__What you have to do__:
Images excluded, repeat each entry below exactly.

=-=-=

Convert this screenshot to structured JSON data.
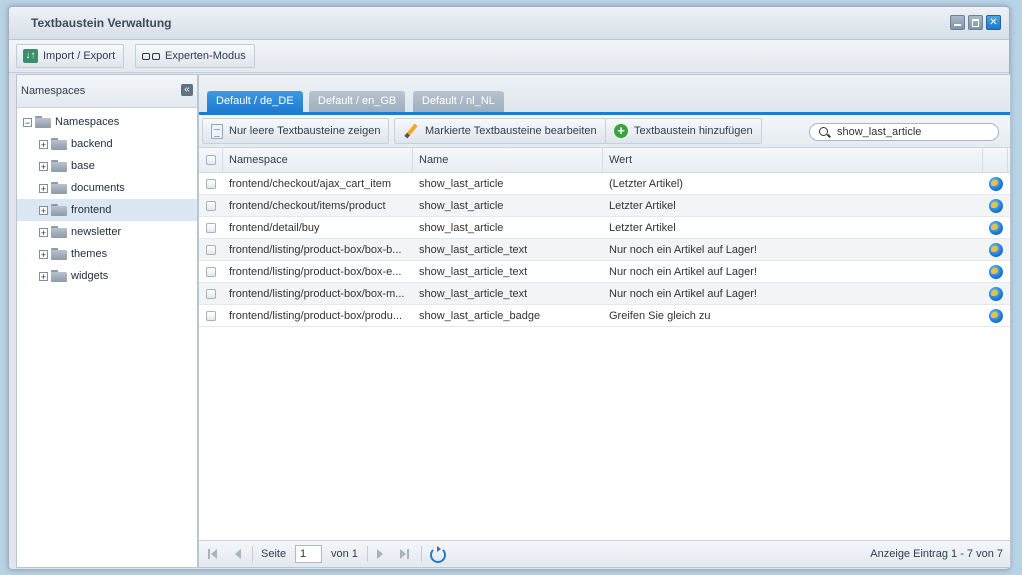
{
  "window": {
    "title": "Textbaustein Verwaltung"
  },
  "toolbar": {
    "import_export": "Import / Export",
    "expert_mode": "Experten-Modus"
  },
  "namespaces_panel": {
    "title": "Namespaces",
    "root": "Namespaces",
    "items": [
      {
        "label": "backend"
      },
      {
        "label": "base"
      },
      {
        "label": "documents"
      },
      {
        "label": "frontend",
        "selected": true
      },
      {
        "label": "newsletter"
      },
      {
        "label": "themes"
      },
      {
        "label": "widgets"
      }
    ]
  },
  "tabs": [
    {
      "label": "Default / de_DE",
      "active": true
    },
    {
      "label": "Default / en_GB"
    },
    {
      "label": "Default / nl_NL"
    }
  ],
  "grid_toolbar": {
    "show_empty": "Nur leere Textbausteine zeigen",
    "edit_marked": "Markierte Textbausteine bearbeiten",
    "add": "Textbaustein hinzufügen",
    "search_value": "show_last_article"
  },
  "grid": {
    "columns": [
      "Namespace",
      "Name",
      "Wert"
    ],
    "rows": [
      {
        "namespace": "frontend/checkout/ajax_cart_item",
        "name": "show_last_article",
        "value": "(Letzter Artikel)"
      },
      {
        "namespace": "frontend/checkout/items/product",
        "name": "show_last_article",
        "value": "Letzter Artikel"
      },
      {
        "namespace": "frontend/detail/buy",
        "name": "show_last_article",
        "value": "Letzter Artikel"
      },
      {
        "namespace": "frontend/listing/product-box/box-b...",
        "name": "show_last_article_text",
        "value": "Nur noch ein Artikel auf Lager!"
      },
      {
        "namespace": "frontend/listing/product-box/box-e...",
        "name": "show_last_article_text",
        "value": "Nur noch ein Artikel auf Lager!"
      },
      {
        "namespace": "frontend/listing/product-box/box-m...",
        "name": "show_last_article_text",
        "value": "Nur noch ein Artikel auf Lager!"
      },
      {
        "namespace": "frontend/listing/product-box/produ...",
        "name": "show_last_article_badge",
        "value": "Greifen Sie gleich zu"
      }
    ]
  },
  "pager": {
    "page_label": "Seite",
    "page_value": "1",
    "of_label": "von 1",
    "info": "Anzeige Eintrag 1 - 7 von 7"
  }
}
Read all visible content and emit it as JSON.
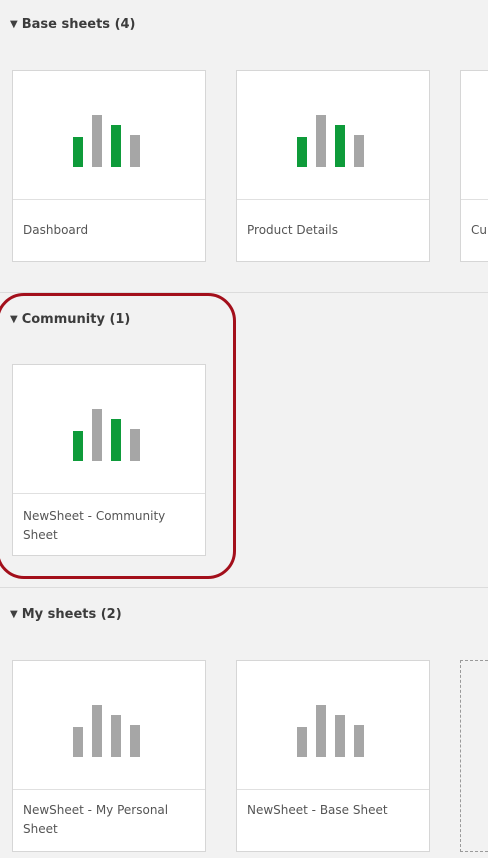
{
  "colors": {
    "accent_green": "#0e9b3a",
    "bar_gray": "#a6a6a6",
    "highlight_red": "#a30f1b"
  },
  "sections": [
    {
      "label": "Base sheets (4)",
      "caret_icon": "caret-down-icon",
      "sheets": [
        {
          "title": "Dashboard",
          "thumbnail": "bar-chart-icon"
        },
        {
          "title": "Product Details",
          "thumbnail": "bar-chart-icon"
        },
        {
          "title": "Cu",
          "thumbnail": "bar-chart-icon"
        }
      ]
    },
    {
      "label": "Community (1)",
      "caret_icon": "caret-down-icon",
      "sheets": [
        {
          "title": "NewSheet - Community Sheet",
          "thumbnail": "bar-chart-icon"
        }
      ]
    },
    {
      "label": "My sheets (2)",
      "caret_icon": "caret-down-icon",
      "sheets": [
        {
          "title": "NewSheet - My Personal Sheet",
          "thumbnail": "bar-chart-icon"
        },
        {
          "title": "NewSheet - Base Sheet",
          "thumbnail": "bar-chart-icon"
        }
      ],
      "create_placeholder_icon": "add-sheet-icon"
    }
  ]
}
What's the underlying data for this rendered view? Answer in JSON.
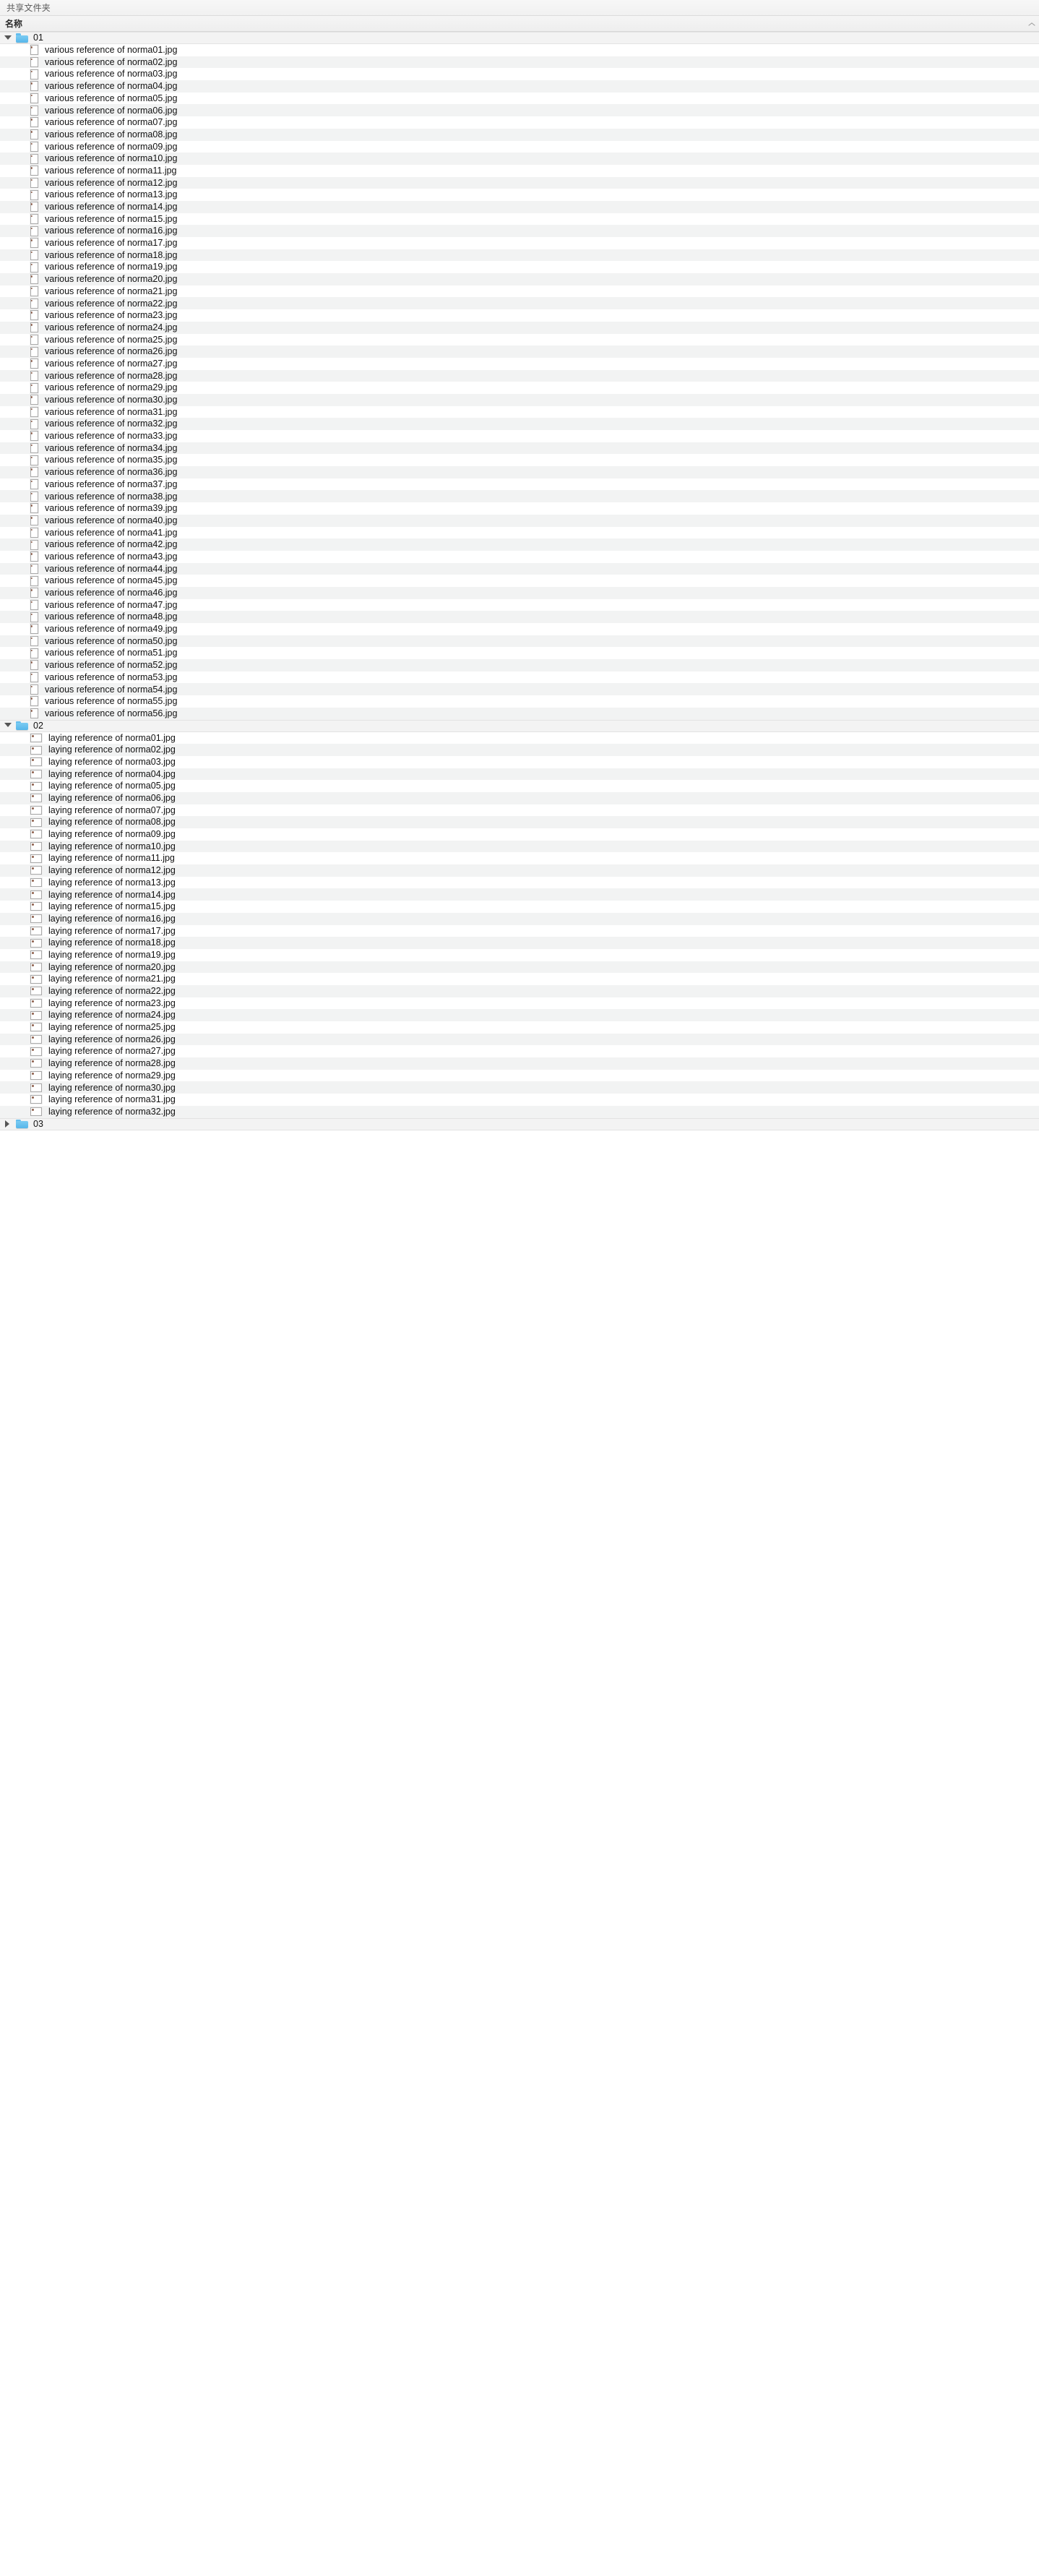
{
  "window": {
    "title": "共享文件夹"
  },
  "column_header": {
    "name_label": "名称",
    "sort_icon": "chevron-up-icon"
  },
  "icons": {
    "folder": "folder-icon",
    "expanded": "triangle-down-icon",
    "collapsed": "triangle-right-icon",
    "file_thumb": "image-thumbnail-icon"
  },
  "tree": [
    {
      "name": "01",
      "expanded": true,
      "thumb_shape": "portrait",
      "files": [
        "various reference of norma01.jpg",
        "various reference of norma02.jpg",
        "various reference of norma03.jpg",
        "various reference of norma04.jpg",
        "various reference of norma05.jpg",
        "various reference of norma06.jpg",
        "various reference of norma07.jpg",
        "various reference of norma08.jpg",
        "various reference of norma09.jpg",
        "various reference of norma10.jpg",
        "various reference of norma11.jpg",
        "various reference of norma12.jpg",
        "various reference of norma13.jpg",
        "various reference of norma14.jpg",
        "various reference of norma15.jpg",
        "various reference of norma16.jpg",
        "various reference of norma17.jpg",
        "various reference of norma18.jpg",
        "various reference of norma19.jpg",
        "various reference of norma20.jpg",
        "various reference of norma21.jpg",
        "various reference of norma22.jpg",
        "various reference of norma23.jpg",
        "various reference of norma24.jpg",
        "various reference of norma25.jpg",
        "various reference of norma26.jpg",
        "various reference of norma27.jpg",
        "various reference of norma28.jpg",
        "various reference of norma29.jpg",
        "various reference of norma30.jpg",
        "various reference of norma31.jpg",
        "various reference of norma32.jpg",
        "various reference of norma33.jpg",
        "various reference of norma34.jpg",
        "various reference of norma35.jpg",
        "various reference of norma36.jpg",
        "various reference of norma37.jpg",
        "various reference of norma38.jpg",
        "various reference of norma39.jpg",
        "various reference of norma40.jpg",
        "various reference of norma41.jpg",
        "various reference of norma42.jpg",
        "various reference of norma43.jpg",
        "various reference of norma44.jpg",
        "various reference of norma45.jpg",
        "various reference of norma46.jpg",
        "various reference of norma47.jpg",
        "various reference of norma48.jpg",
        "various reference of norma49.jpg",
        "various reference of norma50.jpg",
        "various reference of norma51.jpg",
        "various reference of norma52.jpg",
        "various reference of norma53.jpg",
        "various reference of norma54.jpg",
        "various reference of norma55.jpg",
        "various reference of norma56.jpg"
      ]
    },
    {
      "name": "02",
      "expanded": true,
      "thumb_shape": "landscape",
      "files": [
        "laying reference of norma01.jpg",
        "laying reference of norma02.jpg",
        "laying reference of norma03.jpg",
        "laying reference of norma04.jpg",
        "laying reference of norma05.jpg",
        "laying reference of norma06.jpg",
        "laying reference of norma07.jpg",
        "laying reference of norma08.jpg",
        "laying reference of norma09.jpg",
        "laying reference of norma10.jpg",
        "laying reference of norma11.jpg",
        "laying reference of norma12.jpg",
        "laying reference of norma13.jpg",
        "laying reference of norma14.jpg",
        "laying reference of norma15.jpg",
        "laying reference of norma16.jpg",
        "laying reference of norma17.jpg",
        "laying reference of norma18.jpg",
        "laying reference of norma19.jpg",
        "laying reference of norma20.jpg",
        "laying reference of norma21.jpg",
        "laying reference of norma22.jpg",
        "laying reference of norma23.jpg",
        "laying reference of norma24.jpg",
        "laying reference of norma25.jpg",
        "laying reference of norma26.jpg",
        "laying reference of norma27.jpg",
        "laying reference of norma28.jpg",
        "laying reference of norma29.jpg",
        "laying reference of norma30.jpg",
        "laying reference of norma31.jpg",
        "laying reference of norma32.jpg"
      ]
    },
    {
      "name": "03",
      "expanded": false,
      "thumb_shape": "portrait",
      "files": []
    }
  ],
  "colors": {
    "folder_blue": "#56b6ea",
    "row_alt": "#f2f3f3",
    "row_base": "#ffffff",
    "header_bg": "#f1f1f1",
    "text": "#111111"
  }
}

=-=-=

__Finished exercise__:
Convert this screenshot to structured JSON data.
{
  "window": {
    "title": "Textbaustein Verwaltung"
  },
  "toolbar": {
    "import_export": "Import / Export",
    "expert_mode": "Experten-Modus"
  },
  "namespaces_panel": {
    "title": "Namespaces",
    "root": "Namespaces",
    "items": [
      {
        "label": "backend"
      },
      {
        "label": "base"
      },
      {
        "label": "documents"
      },
      {
        "label": "frontend",
        "selected": true
      },
      {
        "label": "newsletter"
      },
      {
        "label": "themes"
      },
      {
        "label": "widgets"
      }
    ]
  },
  "tabs": [
    {
      "label": "Default / de_DE",
      "active": true
    },
    {
      "label": "Default / en_GB"
    },
    {
      "label": "Default / nl_NL"
    }
  ],
  "grid_toolbar": {
    "show_empty": "Nur leere Textbausteine zeigen",
    "edit_marked": "Markierte Textbausteine bearbeiten",
    "add": "Textbaustein hinzufügen",
    "search_value": "show_last_article"
  },
  "grid": {
    "columns": [
      "Namespace",
      "Name",
      "Wert"
    ],
    "rows": [
      {
        "namespace": "frontend/checkout/ajax_cart_item",
        "name": "show_last_article",
        "value": "(Letzter Artikel)"
      },
      {
        "namespace": "frontend/checkout/items/product",
        "name": "show_last_article",
        "value": "Letzter Artikel"
      },
      {
        "namespace": "frontend/detail/buy",
        "name": "show_last_article",
        "value": "Letzter Artikel"
      },
      {
        "namespace": "frontend/listing/product-box/box-b...",
        "name": "show_last_article_text",
        "value": "Nur noch ein Artikel auf Lager!"
      },
      {
        "namespace": "frontend/listing/product-box/box-e...",
        "name": "show_last_article_text",
        "value": "Nur noch ein Artikel auf Lager!"
      },
      {
        "namespace": "frontend/listing/product-box/box-m...",
        "name": "show_last_article_text",
        "value": "Nur noch ein Artikel auf Lager!"
      },
      {
        "namespace": "frontend/listing/product-box/produ...",
        "name": "show_last_article_badge",
        "value": "Greifen Sie gleich zu"
      }
    ]
  },
  "pager": {
    "page_label": "Seite",
    "page_value": "1",
    "of_label": "von 1",
    "info": "Anzeige Eintrag 1 - 7 von 7"
  }
}
Read all visible content and emit it as JSON.
{
  "colors": {
    "accent_green": "#0e9b3a",
    "bar_gray": "#a6a6a6",
    "highlight_red": "#a30f1b"
  },
  "sections": [
    {
      "label": "Base sheets (4)",
      "caret_icon": "caret-down-icon",
      "sheets": [
        {
          "title": "Dashboard",
          "thumbnail": "bar-chart-icon"
        },
        {
          "title": "Product Details",
          "thumbnail": "bar-chart-icon"
        },
        {
          "title": "Cu",
          "thumbnail": "bar-chart-icon"
        }
      ]
    },
    {
      "label": "Community (1)",
      "caret_icon": "caret-down-icon",
      "sheets": [
        {
          "title": "NewSheet - Community Sheet",
          "thumbnail": "bar-chart-icon"
        }
      ]
    },
    {
      "label": "My sheets (2)",
      "caret_icon": "caret-down-icon",
      "sheets": [
        {
          "title": "NewSheet - My Personal Sheet",
          "thumbnail": "bar-chart-icon"
        },
        {
          "title": "NewSheet - Base Sheet",
          "thumbnail": "bar-chart-icon"
        }
      ],
      "create_placeholder_icon": "add-sheet-icon"
    }
  ]
}
What's the underlying data for this rendered view? Answer in JSON.
{
  "window": {
    "title": "共享文件夹"
  },
  "column_header": {
    "name_label": "名称",
    "sort_icon": "chevron-up-icon"
  },
  "icons": {
    "folder": "folder-icon",
    "expanded": "triangle-down-icon",
    "collapsed": "triangle-right-icon",
    "file_thumb": "image-thumbnail-icon"
  },
  "tree": [
    {
      "name": "01",
      "expanded": true,
      "thumb_shape": "portrait",
      "files": [
        "various reference of norma01.jpg",
        "various reference of norma02.jpg",
        "various reference of norma03.jpg",
        "various reference of norma04.jpg",
        "various reference of norma05.jpg",
        "various reference of norma06.jpg",
        "various reference of norma07.jpg",
        "various reference of norma08.jpg",
        "various reference of norma09.jpg",
        "various reference of norma10.jpg",
        "various reference of norma11.jpg",
        "various reference of norma12.jpg",
        "various reference of norma13.jpg",
        "various reference of norma14.jpg",
        "various reference of norma15.jpg",
        "various reference of norma16.jpg",
        "various reference of norma17.jpg",
        "various reference of norma18.jpg",
        "various reference of norma19.jpg",
        "various reference of norma20.jpg",
        "various reference of norma21.jpg",
        "various reference of norma22.jpg",
        "various reference of norma23.jpg",
        "various reference of norma24.jpg",
        "various reference of norma25.jpg",
        "various reference of norma26.jpg",
        "various reference of norma27.jpg",
        "various reference of norma28.jpg",
        "various reference of norma29.jpg",
        "various reference of norma30.jpg",
        "various reference of norma31.jpg",
        "various reference of norma32.jpg",
        "various reference of norma33.jpg",
        "various reference of norma34.jpg",
        "various reference of norma35.jpg",
        "various reference of norma36.jpg",
        "various reference of norma37.jpg",
        "various reference of norma38.jpg",
        "various reference of norma39.jpg",
        "various reference of norma40.jpg",
        "various reference of norma41.jpg",
        "various reference of norma42.jpg",
        "various reference of norma43.jpg",
        "various reference of norma44.jpg",
        "various reference of norma45.jpg",
        "various reference of norma46.jpg",
        "various reference of norma47.jpg",
        "various reference of norma48.jpg",
        "various reference of norma49.jpg",
        "various reference of norma50.jpg",
        "various reference of norma51.jpg",
        "various reference of norma52.jpg",
        "various reference of norma53.jpg",
        "various reference of norma54.jpg",
        "various reference of norma55.jpg",
        "various reference of norma56.jpg"
      ]
    },
    {
      "name": "02",
      "expanded": true,
      "thumb_shape": "landscape",
      "files": [
        "laying reference of norma01.jpg",
        "laying reference of norma02.jpg",
        "laying reference of norma03.jpg",
        "laying reference of norma04.jpg",
        "laying reference of norma05.jpg",
        "laying reference of norma06.jpg",
        "laying reference of norma07.jpg",
        "laying reference of norma08.jpg",
        "laying reference of norma09.jpg",
        "laying reference of norma10.jpg",
        "laying reference of norma11.jpg",
        "laying reference of norma12.jpg",
        "laying reference of norma13.jpg",
        "laying reference of norma14.jpg",
        "laying reference of norma15.jpg",
        "laying reference of norma16.jpg",
        "laying reference of norma17.jpg",
        "laying reference of norma18.jpg",
        "laying reference of norma19.jpg",
        "laying reference of norma20.jpg",
        "laying reference of norma21.jpg",
        "laying reference of norma22.jpg",
        "laying reference of norma23.jpg",
        "laying reference of norma24.jpg",
        "laying reference of norma25.jpg",
        "laying reference of norma26.jpg",
        "laying reference of norma27.jpg",
        "laying reference of norma28.jpg",
        "laying reference of norma29.jpg",
        "laying reference of norma30.jpg",
        "laying reference of norma31.jpg",
        "laying reference of norma32.jpg"
      ]
    },
    {
      "name": "03",
      "expanded": false,
      "thumb_shape": "portrait",
      "files": []
    }
  ],
  "colors": {
    "folder_blue": "#56b6ea",
    "row_alt": "#f2f3f3",
    "row_base": "#ffffff",
    "header_bg": "#f1f1f1",
    "text": "#111111"
  }
}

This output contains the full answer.